Petersfield is a market town and civil parish in the East Hampshire District of Hampshire. It is 17 miles (27 km) north of Portsmouth, via the A3 road. The town has its own railway station on the Portsmouth Direct Line, the mainline rail link connecting Portsmouth and London. Situated on the northern slopes of the South Downs, Petersfield lies wholly within the South Downs National Park.
The town is on the crossroads of well-used north–south (formerly the A3 road which now bypasses the town) and east–west routes (today the A272 road) and it grew as a coach stop on the Portsmouth to London route. The population in the 2011 UK census was almost 15,000.
The town was founded during the 12th century by William Fitz Robert, 2nd Earl of Gloucester, later chartered by his widow, Hawise de Beaumont, and confirmed by charter in 1198 from "John, Count of Mortain" (later to be King John). In 1415 King Henry V granted the burgesses of Petersfield freedom from toll, stallage, picage, pannage, murage, and pontage throughout the realm of England. All charters are preserved in the archive files at Petersfield Town Council.
The town grew in prosperity due to its position on frequently travelled routes, local sheep farming, and cottage industries including leather and cloth. There were weekly markets in the town square for sheep, horse and cattle trading, and two annual fairs, in June (on the feast of St Peter and St Paul) and November (on the feast of St Andrew). An autumn fair which began in the early 19th century was held in October on The Heath, called "The Taro Fair".
Petersfield was originally a chapelry in the ancient parish of Buriton, but outgrew its mother parish during the 19th century.
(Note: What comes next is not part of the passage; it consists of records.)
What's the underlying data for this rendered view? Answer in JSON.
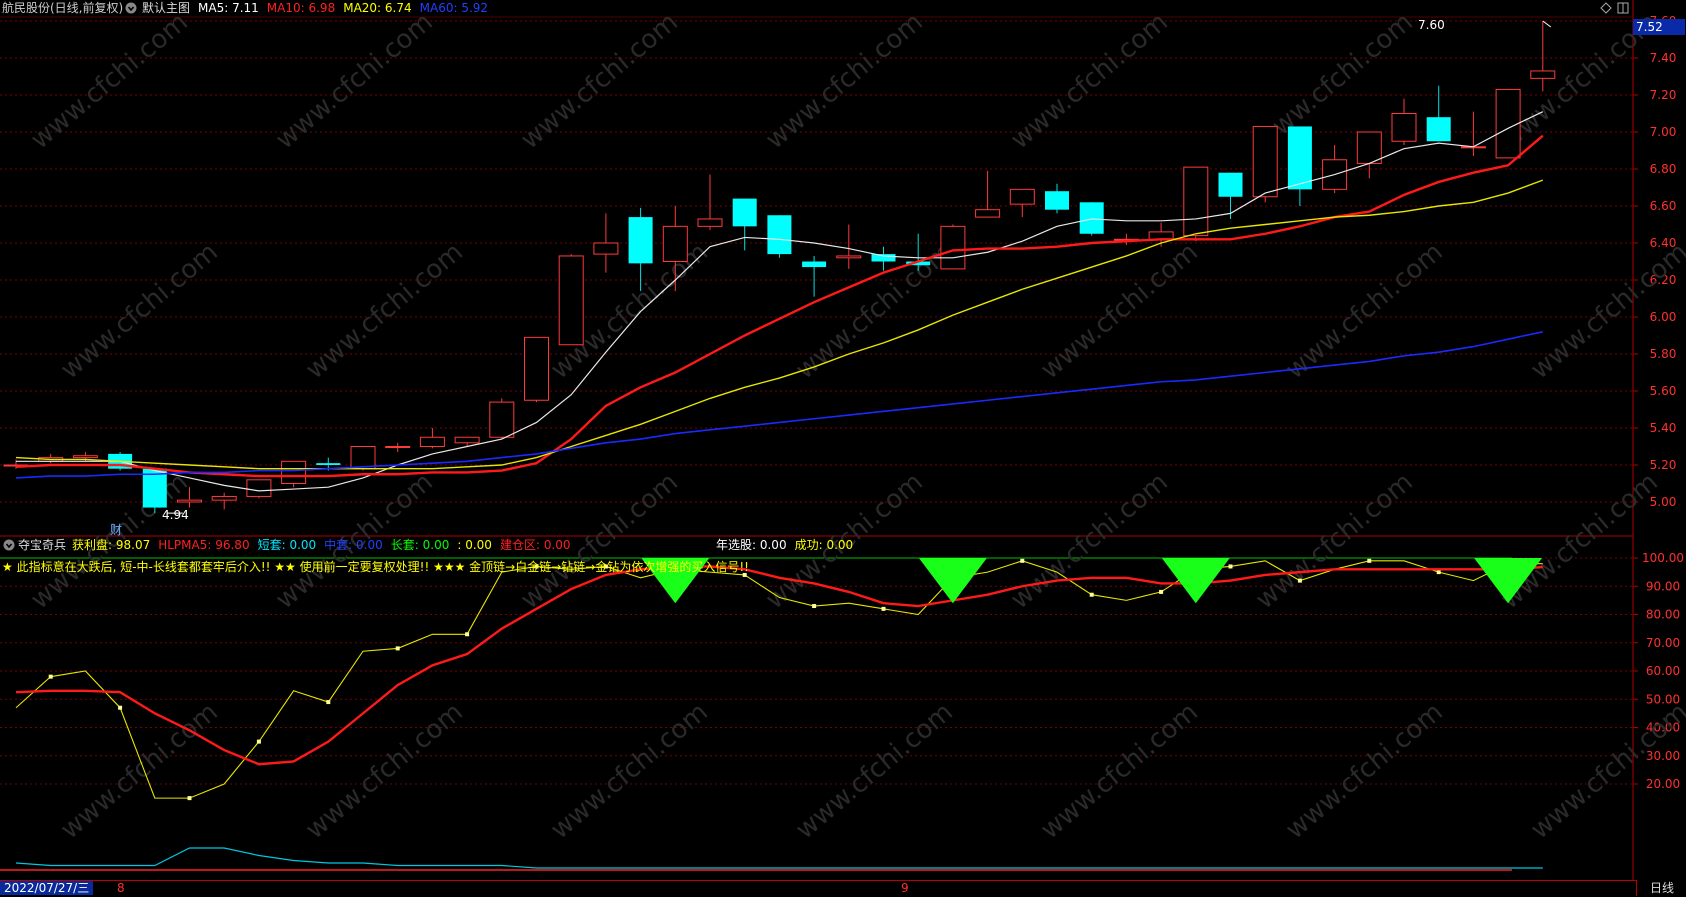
{
  "main_panel": {
    "stock": "航民股份(日线,前复权)",
    "template": "默认主图",
    "ma": [
      {
        "label": "MA5:",
        "value": "7.11",
        "color": "#ffffff"
      },
      {
        "label": "MA10:",
        "value": "6.98",
        "color": "#ff2020"
      },
      {
        "label": "MA20:",
        "value": "6.74",
        "color": "#ffff00"
      },
      {
        "label": "MA60:",
        "value": "5.92",
        "color": "#2040ff"
      }
    ],
    "high_marker": "7.60",
    "low_marker": "4.94",
    "fin_badge": "财",
    "last_price": "7.52",
    "y_ticks": [
      "7.60",
      "7.40",
      "7.20",
      "7.00",
      "6.80",
      "6.60",
      "6.40",
      "6.20",
      "6.00",
      "5.80",
      "5.60",
      "5.40",
      "5.20",
      "5.00"
    ]
  },
  "sub_panel": {
    "name": "夺宝奇兵",
    "fields": [
      {
        "label": "获利盘:",
        "value": "98.07",
        "color": "#ffff00"
      },
      {
        "label": "HLPMA5:",
        "value": "96.80",
        "color": "#ff2020"
      },
      {
        "label": "短套:",
        "value": "0.00",
        "color": "#00e5ff"
      },
      {
        "label": "中套:",
        "value": "0.00",
        "color": "#2040ff"
      },
      {
        "label": "长套:",
        "value": "0.00",
        "color": "#00ff00"
      },
      {
        "label": ":",
        "value": "0.00",
        "color": "#ffff00"
      },
      {
        "label": "建仓区:",
        "value": "0.00",
        "color": "#ff2020"
      }
    ],
    "extra": [
      {
        "label": "年选股:",
        "value": "0.00",
        "color": "#ffffff"
      },
      {
        "label": "成功:",
        "value": "0.00",
        "color": "#ffff00"
      }
    ],
    "notice": "★ 此指标意在大跌后, 短-中-长线套都套牢后介入!!    ★★ 使用前一定要复权处理!!    ★★★ 金顶链→白金链→钻链→金钻为依次增强的买入信号!!",
    "y_ticks": [
      "100.00",
      "90.00",
      "80.00",
      "70.00",
      "60.00",
      "50.00",
      "40.00",
      "30.00",
      "20.00"
    ]
  },
  "status": {
    "date": "2022/07/27/三",
    "month_marks": [
      "8",
      "9"
    ],
    "period": "日线"
  },
  "watermark": "www.cfchi.com",
  "chart_data": [
    {
      "type": "candlestick",
      "title": "航民股份(日线,前复权)",
      "ylim": [
        4.85,
        7.65
      ],
      "candles": [
        {
          "o": 5.2,
          "h": 5.23,
          "l": 5.18,
          "c": 5.2
        },
        {
          "o": 5.22,
          "h": 5.26,
          "l": 5.21,
          "c": 5.24
        },
        {
          "o": 5.24,
          "h": 5.27,
          "l": 5.22,
          "c": 5.25
        },
        {
          "o": 5.26,
          "h": 5.27,
          "l": 5.17,
          "c": 5.18
        },
        {
          "o": 5.18,
          "h": 5.18,
          "l": 4.94,
          "c": 4.97
        },
        {
          "o": 5.0,
          "h": 5.08,
          "l": 4.97,
          "c": 5.01
        },
        {
          "o": 5.01,
          "h": 5.05,
          "l": 4.96,
          "c": 5.03
        },
        {
          "o": 5.03,
          "h": 5.12,
          "l": 5.02,
          "c": 5.12
        },
        {
          "o": 5.1,
          "h": 5.22,
          "l": 5.08,
          "c": 5.22
        },
        {
          "o": 5.21,
          "h": 5.24,
          "l": 5.17,
          "c": 5.2
        },
        {
          "o": 5.18,
          "h": 5.3,
          "l": 5.17,
          "c": 5.3
        },
        {
          "o": 5.3,
          "h": 5.32,
          "l": 5.27,
          "c": 5.3
        },
        {
          "o": 5.3,
          "h": 5.4,
          "l": 5.29,
          "c": 5.35
        },
        {
          "o": 5.32,
          "h": 5.35,
          "l": 5.3,
          "c": 5.35
        },
        {
          "o": 5.35,
          "h": 5.56,
          "l": 5.34,
          "c": 5.54
        },
        {
          "o": 5.55,
          "h": 5.89,
          "l": 5.54,
          "c": 5.89
        },
        {
          "o": 5.85,
          "h": 6.34,
          "l": 5.85,
          "c": 6.33
        },
        {
          "o": 6.34,
          "h": 6.56,
          "l": 6.24,
          "c": 6.4
        },
        {
          "o": 6.54,
          "h": 6.59,
          "l": 6.14,
          "c": 6.29
        },
        {
          "o": 6.3,
          "h": 6.6,
          "l": 6.14,
          "c": 6.49
        },
        {
          "o": 6.49,
          "h": 6.77,
          "l": 6.47,
          "c": 6.53
        },
        {
          "o": 6.64,
          "h": 6.64,
          "l": 6.36,
          "c": 6.49
        },
        {
          "o": 6.55,
          "h": 6.55,
          "l": 6.32,
          "c": 6.34
        },
        {
          "o": 6.3,
          "h": 6.33,
          "l": 6.11,
          "c": 6.27
        },
        {
          "o": 6.32,
          "h": 6.5,
          "l": 6.26,
          "c": 6.33
        },
        {
          "o": 6.34,
          "h": 6.38,
          "l": 6.25,
          "c": 6.3
        },
        {
          "o": 6.3,
          "h": 6.45,
          "l": 6.25,
          "c": 6.28
        },
        {
          "o": 6.26,
          "h": 6.5,
          "l": 6.26,
          "c": 6.49
        },
        {
          "o": 6.54,
          "h": 6.79,
          "l": 6.54,
          "c": 6.58
        },
        {
          "o": 6.61,
          "h": 6.69,
          "l": 6.54,
          "c": 6.69
        },
        {
          "o": 6.68,
          "h": 6.72,
          "l": 6.56,
          "c": 6.58
        },
        {
          "o": 6.62,
          "h": 6.62,
          "l": 6.44,
          "c": 6.45
        },
        {
          "o": 6.42,
          "h": 6.45,
          "l": 6.39,
          "c": 6.42
        },
        {
          "o": 6.42,
          "h": 6.51,
          "l": 6.38,
          "c": 6.46
        },
        {
          "o": 6.44,
          "h": 6.81,
          "l": 6.41,
          "c": 6.81
        },
        {
          "o": 6.78,
          "h": 6.78,
          "l": 6.53,
          "c": 6.65
        },
        {
          "o": 6.65,
          "h": 7.03,
          "l": 6.62,
          "c": 7.03
        },
        {
          "o": 7.03,
          "h": 7.03,
          "l": 6.6,
          "c": 6.69
        },
        {
          "o": 6.69,
          "h": 6.93,
          "l": 6.67,
          "c": 6.85
        },
        {
          "o": 6.83,
          "h": 7.0,
          "l": 6.75,
          "c": 7.0
        },
        {
          "o": 6.95,
          "h": 7.18,
          "l": 6.93,
          "c": 7.1
        },
        {
          "o": 7.08,
          "h": 7.25,
          "l": 6.95,
          "c": 6.95
        },
        {
          "o": 6.92,
          "h": 7.11,
          "l": 6.87,
          "c": 6.92
        },
        {
          "o": 6.86,
          "h": 7.23,
          "l": 6.86,
          "c": 7.23
        },
        {
          "o": 7.29,
          "h": 7.6,
          "l": 7.22,
          "c": 7.33
        }
      ],
      "series": [
        {
          "name": "MA5",
          "values": [
            5.22,
            5.22,
            5.22,
            5.22,
            5.17,
            5.13,
            5.09,
            5.06,
            5.07,
            5.08,
            5.13,
            5.2,
            5.26,
            5.3,
            5.34,
            5.43,
            5.58,
            5.81,
            6.03,
            6.2,
            6.38,
            6.43,
            6.42,
            6.4,
            6.37,
            6.33,
            6.32,
            6.32,
            6.35,
            6.41,
            6.49,
            6.53,
            6.52,
            6.52,
            6.53,
            6.56,
            6.67,
            6.72,
            6.77,
            6.83,
            6.91,
            6.94,
            6.92,
            7.02,
            7.11
          ]
        },
        {
          "name": "MA10",
          "values": [
            5.19,
            5.2,
            5.2,
            5.2,
            5.18,
            5.16,
            5.15,
            5.14,
            5.14,
            5.14,
            5.15,
            5.15,
            5.16,
            5.16,
            5.17,
            5.21,
            5.34,
            5.52,
            5.62,
            5.7,
            5.8,
            5.9,
            5.99,
            6.08,
            6.16,
            6.24,
            6.3,
            6.36,
            6.37,
            6.37,
            6.38,
            6.4,
            6.41,
            6.42,
            6.42,
            6.42,
            6.45,
            6.49,
            6.54,
            6.57,
            6.66,
            6.73,
            6.78,
            6.82,
            6.98
          ]
        },
        {
          "name": "MA20",
          "values": [
            5.24,
            5.23,
            5.23,
            5.22,
            5.21,
            5.2,
            5.19,
            5.18,
            5.18,
            5.18,
            5.18,
            5.18,
            5.18,
            5.19,
            5.2,
            5.24,
            5.3,
            5.36,
            5.42,
            5.49,
            5.56,
            5.62,
            5.67,
            5.73,
            5.8,
            5.86,
            5.93,
            6.01,
            6.08,
            6.15,
            6.21,
            6.27,
            6.33,
            6.4,
            6.45,
            6.48,
            6.5,
            6.52,
            6.54,
            6.55,
            6.57,
            6.6,
            6.62,
            6.67,
            6.74
          ]
        },
        {
          "name": "MA60",
          "values": [
            5.13,
            5.14,
            5.14,
            5.15,
            5.15,
            5.16,
            5.16,
            5.17,
            5.17,
            5.18,
            5.19,
            5.2,
            5.21,
            5.22,
            5.24,
            5.26,
            5.29,
            5.32,
            5.34,
            5.37,
            5.39,
            5.41,
            5.43,
            5.45,
            5.47,
            5.49,
            5.51,
            5.53,
            5.55,
            5.57,
            5.59,
            5.61,
            5.63,
            5.65,
            5.66,
            5.68,
            5.7,
            5.72,
            5.74,
            5.76,
            5.79,
            5.81,
            5.84,
            5.88,
            5.92
          ]
        }
      ]
    },
    {
      "type": "line",
      "title": "夺宝奇兵",
      "ylim": [
        0,
        105
      ],
      "series": [
        {
          "name": "获利盘",
          "values": [
            47,
            58,
            60,
            47,
            15,
            15,
            20,
            35,
            53,
            49,
            67,
            68,
            73,
            73,
            95,
            97,
            96,
            97,
            93,
            96,
            95,
            94,
            86,
            83,
            84,
            82,
            80,
            93,
            95,
            99,
            95,
            87,
            85,
            88,
            96,
            97,
            99,
            92,
            96,
            99,
            99,
            95,
            92,
            98,
            98
          ]
        },
        {
          "name": "HLPMA5",
          "values": [
            52.5,
            53,
            53,
            52.5,
            45,
            39,
            32,
            27,
            28,
            35,
            45,
            55,
            62,
            66,
            75,
            82,
            89,
            94,
            96,
            97,
            97,
            96,
            93,
            91,
            88,
            84,
            83,
            85,
            87,
            90,
            92,
            93,
            93,
            91,
            91,
            92,
            94,
            95,
            96,
            96,
            96,
            96,
            96,
            96,
            96.8
          ]
        },
        {
          "name": "短套",
          "values": [
            2,
            1,
            1,
            1,
            1,
            8,
            8,
            5,
            3,
            2,
            2,
            1,
            1,
            1,
            1,
            0,
            0,
            0,
            0,
            0,
            0,
            0,
            0,
            0,
            0,
            0,
            0,
            0,
            0,
            0,
            0,
            0,
            0,
            0,
            0,
            0,
            0,
            0,
            0,
            0,
            0,
            0,
            0,
            0,
            0
          ]
        }
      ],
      "signals": [
        19,
        27,
        34,
        43
      ]
    }
  ]
}
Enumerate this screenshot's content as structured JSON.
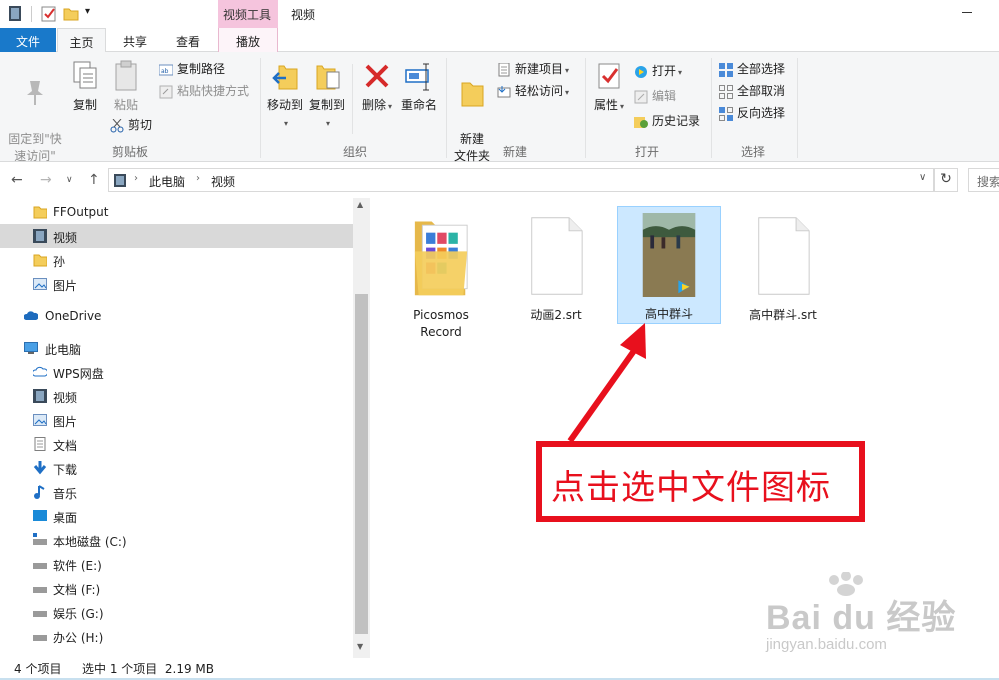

It was made an urban district in 1894. In 1932 it absorbed part of the neighbouring parish of Sheet which was abolished at that time.